There are some who should stay, of course, particularly if the price is right. Outfielder Ichiro Suzuki has said he would like to come back to the Bronx and should be allowed to, but for no more than one or two years.
Closer Mariano Rivera will be back if he decides it’s not yet time to retire. Rivera will ultimately drive this decision because the blow back from letting go the greatest relief pitcher the game has ever known would be too severe.
Similarly, pitcher Andy Pettitte may decide that an injury-marred 2012 season is not the way he wants to head into his second retirement. The Yankees think he’s going to want to come back, according to a report on CBSSports.com a couple of weeks ago. The price has to be right because the guy has made only 33 starts in the last three seasons.
Catcher Russell Martin had a horrible season offensively, hitting a career-low .211. But given the available alternatives, for a bargain price Martin might be the best option…at least until youngster Gary Sanchez is ready to make the leap to the majors.
Pitcher Hiroki Kuroda was the Yankees’ best starting pitcher for large chunks of 2012. He was 16-11 with a 3.32 ERA. He’ll be 38 next season but should be offered a one-year deal to return.
But here are five Yankees that won’t be back:
Derek Lowe came to the Yankees in August after the Cleveland Indians released him. For Cleveland, Lowe was awful. He was just 8-10 in 21 starts with a 5.52 ERA and 1.68 WHIP. He walked more guys than he struck out in 119 innings (45-41).
Lowe will be 40 next June 1 and pitched well in relief for the Yankees down the stretch. In 17 appearances over 23.2 innings, Lowe had a 3.04 ERA and 1.26 WHIP with six walks and 14 strikeouts.
He could be a valuable piece in the bullpen. However, he has said he wants to start again in 2013, and New York doesn’t have a rotation spot available.
Andruw Jones struggled offensively in 2012. He finished the year with a triple-slash line of .197/.294/.408 with 14 homers and 34 RBI in 233 at-bats.
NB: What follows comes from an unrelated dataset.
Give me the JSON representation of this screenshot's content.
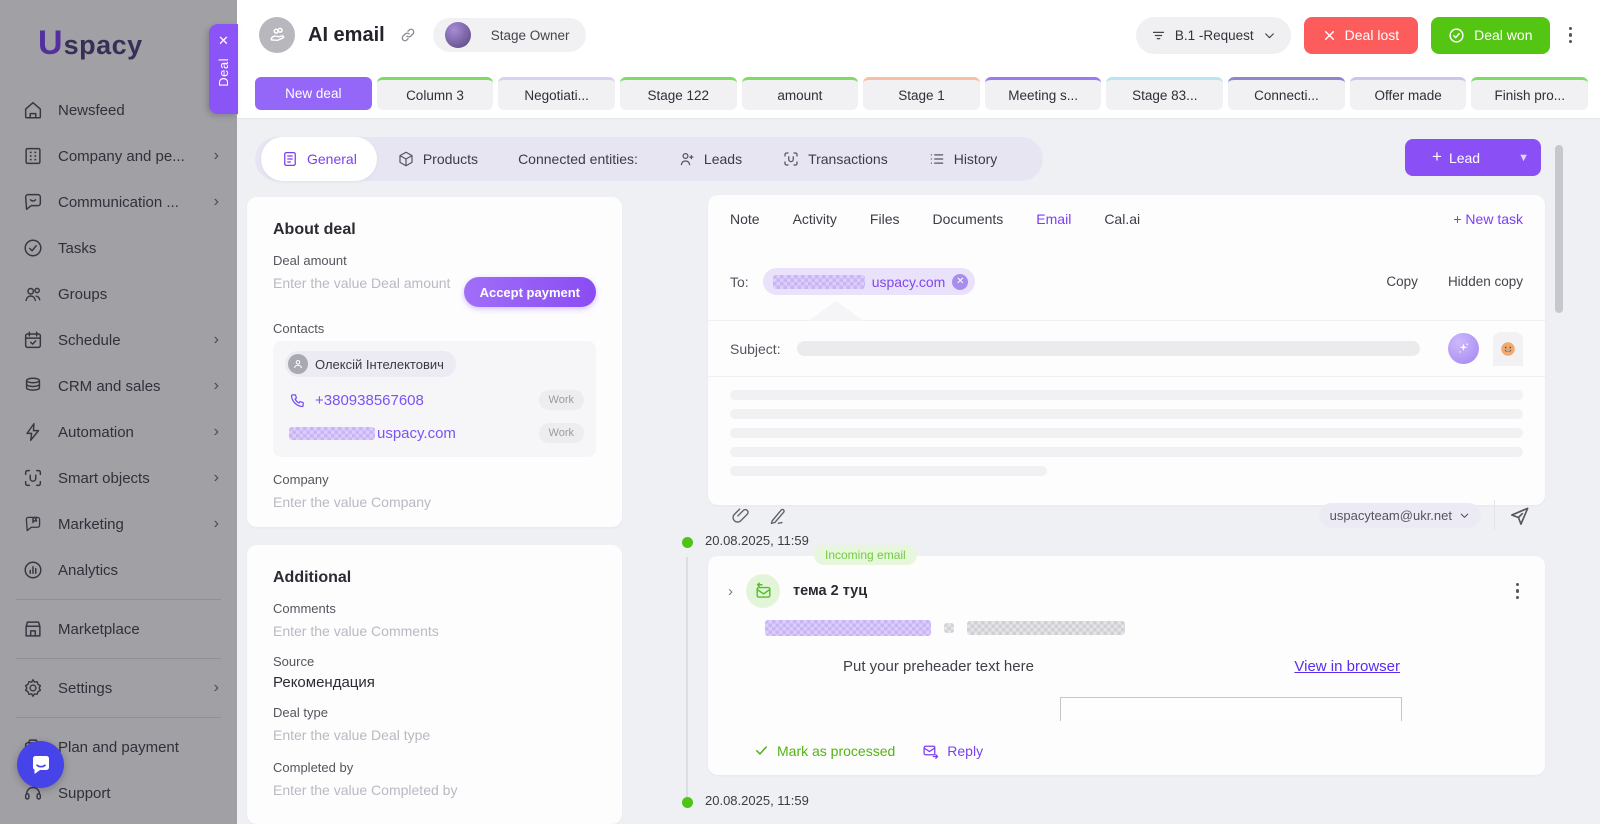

However, he absolutely vanished in the second half of the season. After the All-Star break, Jones’ numbers plummeted to .142/.256/.255 with three home runs and 12 RBI in 106 at-bats. He played so poorly over the final three months of the season that he was left off the Yankees’ postseason roster.
In fact, he played so badly in the second half that Jones agreed with the decision.
Jones will be 36 next April, but if it feels he’s older than that, it’s in part because he made it to the majors at 19. But he hasn’t hit better than .250 for a season since 2006 and his defensive range is not even a shadow of his former self. Jones won 10 consecutive Gold Gloves from 1998 to 2007, but that guy is gone.
There are younger, better options than Jones to be the spare outfielder/right-handed DH option.
Nick Swisher had another solid regular season for the Yankees in 2012. In 148 games in right field and first base, Swisher hit .272/.364/.473 with 24 homers and 93 RBI.
In his four years in New York, Swisher was very consistent. He hit between 23 and 29 home runs each season and drove in between 82 and 93 every year. As a Yankee from 2009 to 2012, Swisher hit .268/.367/.483 in 598 games.
Unfortunately for the Yankees, he was also very consistent in the postseason—consistently bad. His October batting averages the last four years read like something out of a horror tale: .128 in 2009, .176 in 2010, .211 in 2011, .184 in 2012. For his career, his .169 batting average is the lowest in postseason history for any player with more than 50 at-bats.
Swisher will be 32 later this month. The problem is CBSSports.com reported in August that Swisher could be eyeing a free-agent bonanza similar to that given to Jayson Werth by the Washington Nationals in 2010. That deal was $126 million over seven years.
There’s no way the Yankees commit anywhere near that to keep Swisher, particularly given his postseason struggles.
Freddy Garcia, the one-time Seattle Mariner ace, pitched his way out of the starting rotation in 2012. In 30 appearances overall, he was 7-6 with a 5.20 ERA and 1.37 WHIP. As a starter, he was worse: 5-6 with a 5.93 ERA and 1.48 WHIP.
Garcia turned 36 just after the regular season ended and should find a roster spot somewhere in 2013. Just not with the Yankees.
Garcia worked in relief at the end of the season but, like Lowe, would like an opportunity to return to a starting role next year.
It’s almost difficult to say Pedro Feliciano won’t be “back in pinstripes” in 2013 when he really was never in them in the first place. But, as the photo indicates, he at least was healthy enough to dress out for media day, so he had that going for him.
After the 2010 season, the left-handed reliever signed a two-year deal with the Yankees that included a club option for a third year.
But he missed both the 2011 and 2012 seasons with a shoulder injury that required surgery. There was some talk Feliciano might be activated after the Sept. 1 roster expansion this season, but that never happened.
The final numbers on Feliciano as a Yankee are at least easy to tally: Zero appearances, zero days on the active roster, $8 million in salary.